For many U.S. analysts, the degree to which Berri or his Amal were behind the hijacking is just as unclear. The Shiite leader at first refused to have anything to do with the hijackers but on the second day switched strategies and sent reinforcement on board the aircraft.

The problem in reaching a judgment about the degree of Amal's complicity is complicated by its past record of involvement in other hijackings and by its loosely organized character -- really a coalition of semi-independent warlords and religious leaders -- that makes it nearly impossible to determine what is done at local initiative and what at the orders of the central leadership.

"It's one of those movements led from the bottom rather than the top," a military analyst said.

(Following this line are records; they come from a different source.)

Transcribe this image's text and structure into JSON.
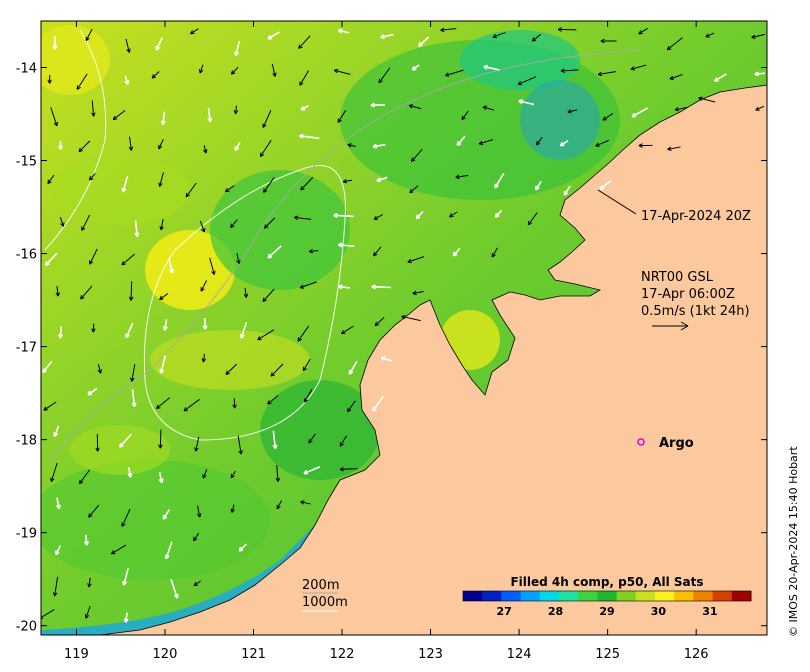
{
  "map": {
    "x_ticks": [
      "119",
      "120",
      "121",
      "122",
      "123",
      "124",
      "125",
      "126"
    ],
    "y_ticks": [
      "-14",
      "-15",
      "-16",
      "-17",
      "-18",
      "-19",
      "-20"
    ],
    "x_range": [
      118.6,
      126.8
    ],
    "y_range": [
      -20.1,
      -13.5
    ],
    "ocean_colors": [
      "#8ccf2a",
      "#3ec53a",
      "#1fb832",
      "#a6dc21",
      "#dbe81c",
      "#f2ec15",
      "#fadc12"
    ],
    "land_color": "#fbc99d"
  },
  "annotations": {
    "pass_time": "17-Apr-2024 20Z",
    "current_source": "NRT00 GSL",
    "current_time": "17-Apr 06:00Z",
    "current_scale": "0.5m/s (1kt 24h)",
    "argo_label": "Argo",
    "contour_200": "200m",
    "contour_1000": "1000m"
  },
  "colorbar": {
    "title": "Filled 4h comp, p50, All Sats",
    "ticks": [
      "27",
      "28",
      "29",
      "30",
      "31"
    ],
    "min": 26.2,
    "max": 31.8,
    "colors": [
      "#00008f",
      "#0020c0",
      "#0060ff",
      "#00a0ff",
      "#00d8e8",
      "#20e0a0",
      "#40d040",
      "#20b830",
      "#80d020",
      "#c8e020",
      "#f8f020",
      "#f8c000",
      "#f08000",
      "#d84000",
      "#a00000"
    ]
  },
  "credit": "© IMOS 20-Apr-2024 15:40 Hobart"
}
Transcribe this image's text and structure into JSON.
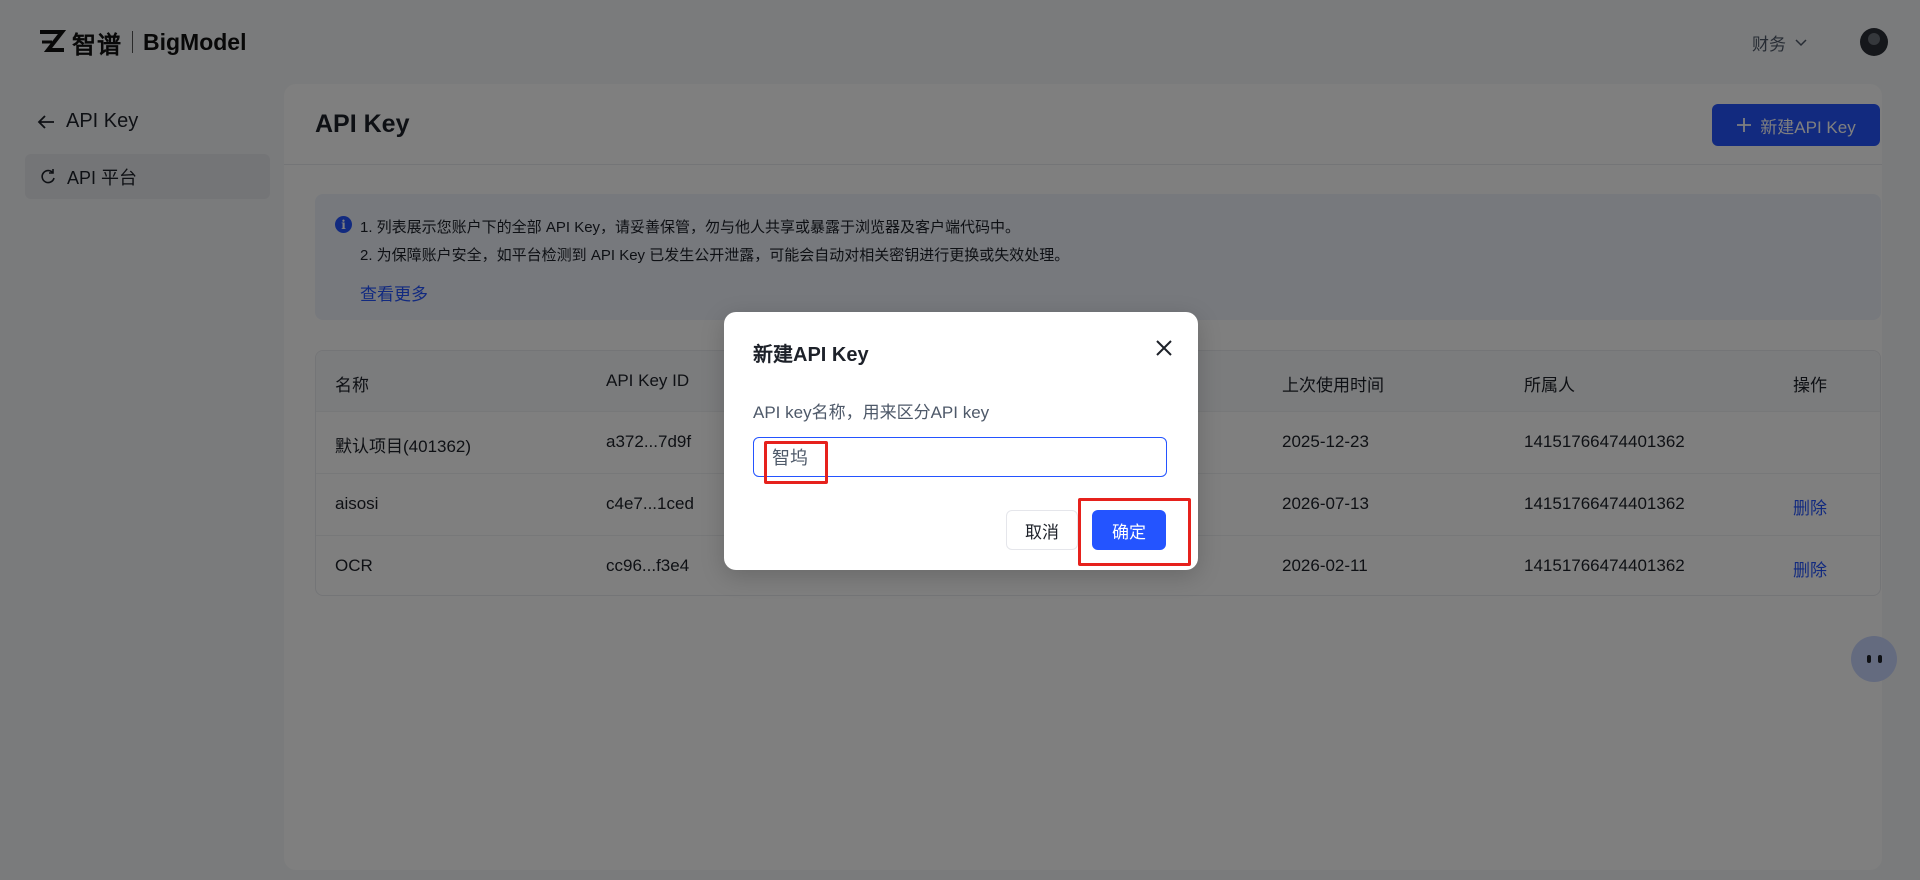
{
  "header": {
    "logo_cn": "智谱",
    "logo_en": "BigModel",
    "finance_label": "财务"
  },
  "sidebar": {
    "back_label": "API Key",
    "items": [
      {
        "label": "API 平台"
      }
    ]
  },
  "main": {
    "title": "API Key",
    "new_button_label": "新建API Key",
    "notice": {
      "lines": [
        "1. 列表展示您账户下的全部 API Key，请妥善保管，勿与他人共享或暴露于浏览器及客户端代码中。",
        "2. 为保障账户安全，如平台检测到 API Key 已发生公开泄露，可能会自动对相关密钥进行更换或失效处理。"
      ],
      "link": "查看更多"
    },
    "table": {
      "columns": [
        "名称",
        "API Key ID",
        "上次使用时间",
        "所属人",
        "操作"
      ],
      "rows": [
        {
          "name": "默认项目(401362)",
          "key_id": "a372...7d9f",
          "last_used": "2025-12-23",
          "owner": "14151766474401362",
          "action": ""
        },
        {
          "name": "aisosi",
          "key_id": "c4e7...1ced",
          "last_used": "2026-07-13",
          "owner": "14151766474401362",
          "action": "删除"
        },
        {
          "name": "OCR",
          "key_id": "cc96...f3e4",
          "last_used": "2026-02-11",
          "owner": "14151766474401362",
          "action": "删除"
        }
      ]
    }
  },
  "dialog": {
    "title": "新建API Key",
    "label": "API key名称，用来区分API key",
    "input_value": "智坞",
    "cancel_label": "取消",
    "ok_label": "确定"
  },
  "colors": {
    "accent": "#2454ff",
    "highlight": "#e6211c",
    "overlay": "rgba(0,0,0,0.5)"
  }
}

Two top Berri aides, one a past master of hijackings, have been mentioned by U.S. analysts as being involved, if not for certain in masterminding the TWA seizure, at least in taking over the operation on behalf of Amal once the plane came to Beirut.

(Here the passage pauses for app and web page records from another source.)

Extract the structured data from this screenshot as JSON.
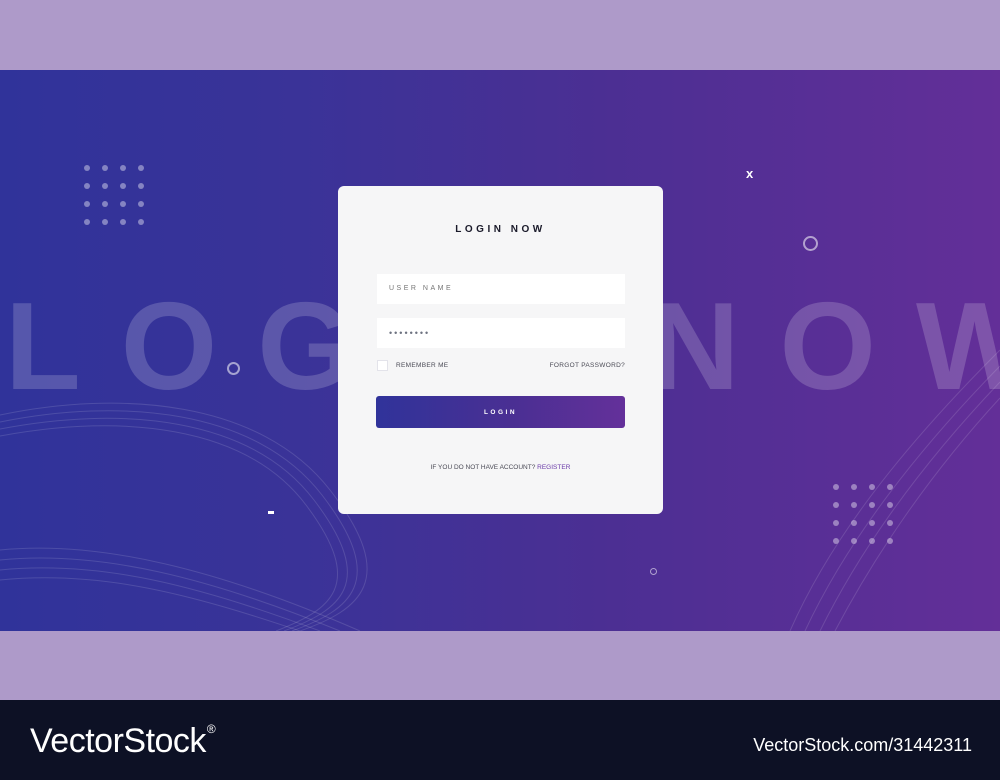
{
  "background": {
    "word_left": "LOG",
    "word_right": "NOW",
    "deco_x": "x",
    "colors": {
      "gradient_start": "#30339a",
      "gradient_end": "#632f98",
      "band": "#ae9ac9",
      "footer": "#0d1125"
    }
  },
  "login_card": {
    "title": "LOGIN NOW",
    "username_placeholder": "USER NAME",
    "password_value": "••••••••",
    "remember_label": "REMEMBER ME",
    "forgot_label": "FORGOT PASSWORD?",
    "login_button_label": "LOGIN",
    "register_prompt": "IF YOU DO NOT HAVE ACCOUNT?",
    "register_link": "REGISTER"
  },
  "footer": {
    "brand": "VectorStock",
    "registered_mark": "®",
    "stock_id": "VectorStock.com/31442311"
  }
}
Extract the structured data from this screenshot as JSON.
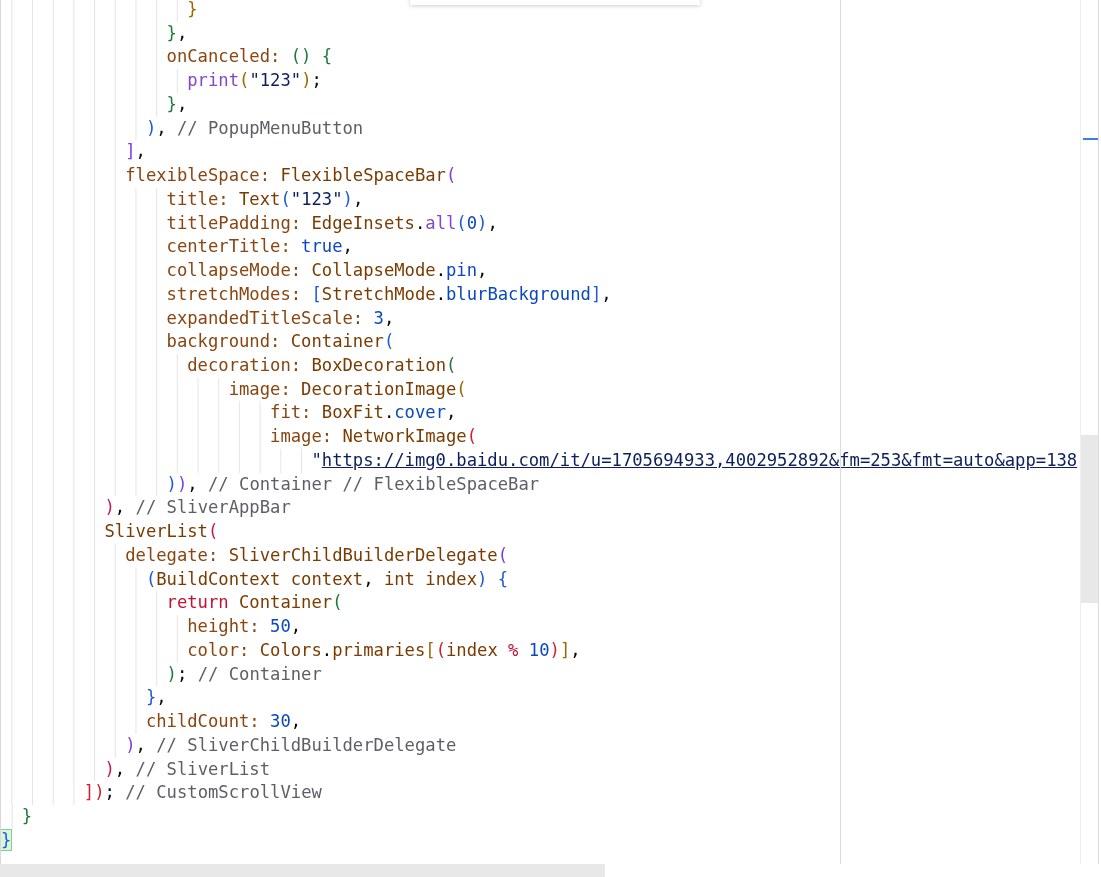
{
  "editor": {
    "lines": [
      {
        "tokens": [
          {
            "text": "                  }",
            "kind": "bo"
          }
        ]
      },
      {
        "tokens": [
          {
            "text": "                }",
            "kind": "bg"
          },
          {
            "text": ",",
            "kind": "p"
          }
        ]
      },
      {
        "tokens": [
          {
            "text": "                onCanceled: ",
            "kind": "k"
          },
          {
            "text": "()",
            "kind": "bg"
          },
          {
            "text": " {",
            "kind": "bg"
          }
        ]
      },
      {
        "tokens": [
          {
            "text": "                  print",
            "kind": "m"
          },
          {
            "text": "(",
            "kind": "bo"
          },
          {
            "text": "\"123\"",
            "kind": "s"
          },
          {
            "text": ")",
            "kind": "bo"
          },
          {
            "text": ";",
            "kind": "p"
          }
        ]
      },
      {
        "tokens": [
          {
            "text": "                }",
            "kind": "bg"
          },
          {
            "text": ",",
            "kind": "p"
          }
        ]
      },
      {
        "tokens": [
          {
            "text": "              )",
            "kind": "bb"
          },
          {
            "text": ", ",
            "kind": "p"
          },
          {
            "text": "// PopupMenuButton",
            "kind": "cm"
          }
        ]
      },
      {
        "tokens": [
          {
            "text": "            ]",
            "kind": "bp"
          },
          {
            "text": ",",
            "kind": "p"
          }
        ]
      },
      {
        "tokens": [
          {
            "text": "            flexibleSpace: ",
            "kind": "k"
          },
          {
            "text": "FlexibleSpaceBar",
            "kind": "c"
          },
          {
            "text": "(",
            "kind": "bp"
          }
        ]
      },
      {
        "tokens": [
          {
            "text": "                title: ",
            "kind": "k"
          },
          {
            "text": "Text",
            "kind": "c"
          },
          {
            "text": "(",
            "kind": "bb"
          },
          {
            "text": "\"123\"",
            "kind": "s"
          },
          {
            "text": ")",
            "kind": "bb"
          },
          {
            "text": ",",
            "kind": "p"
          }
        ]
      },
      {
        "tokens": [
          {
            "text": "                titlePadding: ",
            "kind": "k"
          },
          {
            "text": "EdgeInsets",
            "kind": "c"
          },
          {
            "text": ".",
            "kind": "p"
          },
          {
            "text": "all",
            "kind": "m"
          },
          {
            "text": "(",
            "kind": "bb"
          },
          {
            "text": "0",
            "kind": "n"
          },
          {
            "text": ")",
            "kind": "bb"
          },
          {
            "text": ",",
            "kind": "p"
          }
        ]
      },
      {
        "tokens": [
          {
            "text": "                centerTitle: ",
            "kind": "k"
          },
          {
            "text": "true",
            "kind": "n"
          },
          {
            "text": ",",
            "kind": "p"
          }
        ]
      },
      {
        "tokens": [
          {
            "text": "                collapseMode: ",
            "kind": "k"
          },
          {
            "text": "CollapseMode",
            "kind": "c"
          },
          {
            "text": ".",
            "kind": "p"
          },
          {
            "text": "pin",
            "kind": "n"
          },
          {
            "text": ",",
            "kind": "p"
          }
        ]
      },
      {
        "tokens": [
          {
            "text": "                stretchModes: ",
            "kind": "k"
          },
          {
            "text": "[",
            "kind": "bb"
          },
          {
            "text": "StretchMode",
            "kind": "c"
          },
          {
            "text": ".",
            "kind": "p"
          },
          {
            "text": "blurBackground",
            "kind": "n"
          },
          {
            "text": "]",
            "kind": "bb"
          },
          {
            "text": ",",
            "kind": "p"
          }
        ]
      },
      {
        "tokens": [
          {
            "text": "                expandedTitleScale: ",
            "kind": "k"
          },
          {
            "text": "3",
            "kind": "n"
          },
          {
            "text": ",",
            "kind": "p"
          }
        ]
      },
      {
        "tokens": [
          {
            "text": "                background: ",
            "kind": "k"
          },
          {
            "text": "Container",
            "kind": "c"
          },
          {
            "text": "(",
            "kind": "bb"
          }
        ]
      },
      {
        "tokens": [
          {
            "text": "                  decoration: ",
            "kind": "k"
          },
          {
            "text": "BoxDecoration",
            "kind": "c"
          },
          {
            "text": "(",
            "kind": "bg"
          }
        ]
      },
      {
        "tokens": [
          {
            "text": "                      image: ",
            "kind": "k"
          },
          {
            "text": "DecorationImage",
            "kind": "c"
          },
          {
            "text": "(",
            "kind": "bo"
          }
        ]
      },
      {
        "tokens": [
          {
            "text": "                          fit: ",
            "kind": "k"
          },
          {
            "text": "BoxFit",
            "kind": "c"
          },
          {
            "text": ".",
            "kind": "p"
          },
          {
            "text": "cover",
            "kind": "n"
          },
          {
            "text": ",",
            "kind": "p"
          }
        ]
      },
      {
        "tokens": [
          {
            "text": "                          image: ",
            "kind": "k"
          },
          {
            "text": "NetworkImage",
            "kind": "c"
          },
          {
            "text": "(",
            "kind": "br"
          }
        ]
      },
      {
        "tokens": [
          {
            "text": "                              \"",
            "kind": "s"
          },
          {
            "text": "https://img0.baidu.com/it/u=1705694933,4002952892&fm=253&fmt=auto&app=138",
            "kind": "u"
          }
        ]
      },
      {
        "tokens": [
          {
            "text": "                )",
            "kind": "bb"
          },
          {
            "text": ")",
            "kind": "bp"
          },
          {
            "text": ", ",
            "kind": "p"
          },
          {
            "text": "// Container // FlexibleSpaceBar",
            "kind": "cm"
          }
        ]
      },
      {
        "tokens": [
          {
            "text": "          )",
            "kind": "bk"
          },
          {
            "text": ", ",
            "kind": "p"
          },
          {
            "text": "// SliverAppBar",
            "kind": "cm"
          }
        ]
      },
      {
        "tokens": [
          {
            "text": "          SliverList",
            "kind": "c"
          },
          {
            "text": "(",
            "kind": "bk"
          }
        ]
      },
      {
        "tokens": [
          {
            "text": "            delegate: ",
            "kind": "k"
          },
          {
            "text": "SliverChildBuilderDelegate",
            "kind": "c"
          },
          {
            "text": "(",
            "kind": "bp"
          }
        ]
      },
      {
        "tokens": [
          {
            "text": "              (",
            "kind": "bb"
          },
          {
            "text": "BuildContext context",
            "kind": "c"
          },
          {
            "text": ", ",
            "kind": "p"
          },
          {
            "text": "int index",
            "kind": "c"
          },
          {
            "text": ")",
            "kind": "bb"
          },
          {
            "text": " {",
            "kind": "bb"
          }
        ]
      },
      {
        "tokens": [
          {
            "text": "                return ",
            "kind": "kw"
          },
          {
            "text": "Container",
            "kind": "c"
          },
          {
            "text": "(",
            "kind": "bg"
          }
        ]
      },
      {
        "tokens": [
          {
            "text": "                  height: ",
            "kind": "k"
          },
          {
            "text": "50",
            "kind": "n"
          },
          {
            "text": ",",
            "kind": "p"
          }
        ]
      },
      {
        "tokens": [
          {
            "text": "                  color: ",
            "kind": "k"
          },
          {
            "text": "Colors",
            "kind": "c"
          },
          {
            "text": ".",
            "kind": "p"
          },
          {
            "text": "primaries",
            "kind": "c"
          },
          {
            "text": "[",
            "kind": "bo"
          },
          {
            "text": "(",
            "kind": "br"
          },
          {
            "text": "index ",
            "kind": "c"
          },
          {
            "text": "% ",
            "kind": "kw"
          },
          {
            "text": "10",
            "kind": "n"
          },
          {
            "text": ")",
            "kind": "br"
          },
          {
            "text": "]",
            "kind": "bo"
          },
          {
            "text": ",",
            "kind": "p"
          }
        ]
      },
      {
        "tokens": [
          {
            "text": "                )",
            "kind": "bg"
          },
          {
            "text": "; ",
            "kind": "p"
          },
          {
            "text": "// Container",
            "kind": "cm"
          }
        ]
      },
      {
        "tokens": [
          {
            "text": "              }",
            "kind": "bb"
          },
          {
            "text": ",",
            "kind": "p"
          }
        ]
      },
      {
        "tokens": [
          {
            "text": "              childCount: ",
            "kind": "k"
          },
          {
            "text": "30",
            "kind": "n"
          },
          {
            "text": ",",
            "kind": "p"
          }
        ]
      },
      {
        "tokens": [
          {
            "text": "            )",
            "kind": "bp"
          },
          {
            "text": ", ",
            "kind": "p"
          },
          {
            "text": "// SliverChildBuilderDelegate",
            "kind": "cm"
          }
        ]
      },
      {
        "tokens": [
          {
            "text": "          )",
            "kind": "bk"
          },
          {
            "text": ", ",
            "kind": "p"
          },
          {
            "text": "// SliverList",
            "kind": "cm"
          }
        ]
      },
      {
        "tokens": [
          {
            "text": "        ]",
            "kind": "br"
          },
          {
            "text": ")",
            "kind": "br"
          },
          {
            "text": "; ",
            "kind": "p"
          },
          {
            "text": "// CustomScrollView",
            "kind": "cm"
          }
        ]
      },
      {
        "tokens": [
          {
            "text": "  }",
            "kind": "bg"
          }
        ]
      },
      {
        "tokens": [
          {
            "text": "}",
            "kind": "bmatch"
          }
        ]
      }
    ]
  }
}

The first is Sheik Hassan Massri, who showed up in the airport control tower to talk to the two original hijackers the first time the plane landed in Beirut. Massri was described by one military analyst as a chief Amal strategist, Berri's "right-hand man" and the director of information for the organization.

The second is Hamza Akl Hamieh, better known locally simply as Hamza, who is the real military leader of all Amal's militia forces in the southern suburbs of Beirut. He has been mentioned by some U.S. officials as the possible organizer of the hijacking.

What makes this plausible is that Hamza, with official Amal blessing, has carried out six previous hijackings, all of them aimed at Libya, to highlight the disappearance there in 1978 of Amal's founder and spiritual leader, the Imam Musa Sadr. The Lebanese Shiites hold Libyan leader Muammar Qaddafi personally responsible for his fate.

Whatever the initial degree of Amal's involvement in the hijacking, it has now taken full responsibility for most of the hostages, thus making itself a clear potential target for any future U.S. retaliation.